→ **Problem details**:
Each line that includes the word "phút" should be copied from the records.

→ **Records for this task**:

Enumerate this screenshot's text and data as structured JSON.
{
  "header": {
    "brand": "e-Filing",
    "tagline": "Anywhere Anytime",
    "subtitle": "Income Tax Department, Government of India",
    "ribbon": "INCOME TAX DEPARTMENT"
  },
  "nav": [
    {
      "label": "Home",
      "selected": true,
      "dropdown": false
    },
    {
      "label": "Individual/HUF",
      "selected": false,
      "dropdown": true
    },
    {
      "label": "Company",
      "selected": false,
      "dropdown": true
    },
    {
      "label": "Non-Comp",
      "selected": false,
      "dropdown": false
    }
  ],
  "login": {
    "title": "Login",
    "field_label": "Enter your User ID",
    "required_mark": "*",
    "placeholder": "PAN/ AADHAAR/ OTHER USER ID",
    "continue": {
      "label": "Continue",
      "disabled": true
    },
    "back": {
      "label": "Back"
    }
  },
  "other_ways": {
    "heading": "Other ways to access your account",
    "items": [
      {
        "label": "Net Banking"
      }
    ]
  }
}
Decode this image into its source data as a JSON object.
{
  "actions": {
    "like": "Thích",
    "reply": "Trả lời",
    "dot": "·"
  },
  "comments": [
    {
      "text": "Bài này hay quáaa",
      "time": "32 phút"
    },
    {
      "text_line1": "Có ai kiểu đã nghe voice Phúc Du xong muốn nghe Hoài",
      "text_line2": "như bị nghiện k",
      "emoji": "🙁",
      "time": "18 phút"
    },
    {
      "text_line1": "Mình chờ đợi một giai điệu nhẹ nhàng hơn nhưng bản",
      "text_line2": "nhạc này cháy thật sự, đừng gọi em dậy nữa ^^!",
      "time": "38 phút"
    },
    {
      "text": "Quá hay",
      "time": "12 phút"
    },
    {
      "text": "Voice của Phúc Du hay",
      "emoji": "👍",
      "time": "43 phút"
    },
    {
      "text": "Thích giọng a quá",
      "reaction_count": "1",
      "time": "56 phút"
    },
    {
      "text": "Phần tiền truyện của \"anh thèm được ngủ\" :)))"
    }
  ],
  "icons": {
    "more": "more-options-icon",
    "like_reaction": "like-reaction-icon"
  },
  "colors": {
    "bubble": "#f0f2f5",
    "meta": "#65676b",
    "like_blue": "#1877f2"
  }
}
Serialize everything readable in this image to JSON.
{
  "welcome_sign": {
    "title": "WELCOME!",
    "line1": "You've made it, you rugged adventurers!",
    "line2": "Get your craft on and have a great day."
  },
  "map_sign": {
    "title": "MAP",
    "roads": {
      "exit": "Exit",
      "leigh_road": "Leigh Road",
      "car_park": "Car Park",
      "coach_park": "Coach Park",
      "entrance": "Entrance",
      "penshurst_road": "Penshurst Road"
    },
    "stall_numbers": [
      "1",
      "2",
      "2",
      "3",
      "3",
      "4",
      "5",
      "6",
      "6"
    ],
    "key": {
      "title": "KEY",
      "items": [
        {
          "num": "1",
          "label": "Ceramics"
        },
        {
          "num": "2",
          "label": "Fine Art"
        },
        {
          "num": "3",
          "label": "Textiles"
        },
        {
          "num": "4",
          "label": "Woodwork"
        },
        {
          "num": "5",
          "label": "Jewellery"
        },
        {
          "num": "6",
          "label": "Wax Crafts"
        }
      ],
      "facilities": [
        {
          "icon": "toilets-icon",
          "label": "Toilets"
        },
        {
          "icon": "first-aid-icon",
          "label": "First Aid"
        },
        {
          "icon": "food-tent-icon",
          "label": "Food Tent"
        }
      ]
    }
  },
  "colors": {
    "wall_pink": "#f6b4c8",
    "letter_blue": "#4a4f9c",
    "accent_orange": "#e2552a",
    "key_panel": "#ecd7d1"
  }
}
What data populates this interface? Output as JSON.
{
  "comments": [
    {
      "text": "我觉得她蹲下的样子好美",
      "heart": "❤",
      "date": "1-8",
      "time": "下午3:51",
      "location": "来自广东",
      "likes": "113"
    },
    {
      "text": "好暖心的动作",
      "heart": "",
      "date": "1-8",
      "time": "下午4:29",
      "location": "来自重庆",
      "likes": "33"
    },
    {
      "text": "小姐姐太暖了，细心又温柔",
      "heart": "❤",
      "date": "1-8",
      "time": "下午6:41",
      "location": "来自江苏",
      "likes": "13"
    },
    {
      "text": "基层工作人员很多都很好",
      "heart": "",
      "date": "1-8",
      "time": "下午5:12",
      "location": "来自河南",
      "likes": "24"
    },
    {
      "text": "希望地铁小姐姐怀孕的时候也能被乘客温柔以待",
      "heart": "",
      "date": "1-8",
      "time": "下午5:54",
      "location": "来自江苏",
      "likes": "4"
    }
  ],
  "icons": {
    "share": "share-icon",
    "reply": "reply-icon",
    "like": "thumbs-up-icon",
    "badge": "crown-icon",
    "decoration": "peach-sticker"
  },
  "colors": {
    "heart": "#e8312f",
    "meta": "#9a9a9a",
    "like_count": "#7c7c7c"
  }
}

→ **Result of this task**:
      "time": "32 phút"
      "time": "18 phút"
      "time": "38 phút"
      "time": "12 phút"
      "time": "43 phút"
      "time": "56 phút"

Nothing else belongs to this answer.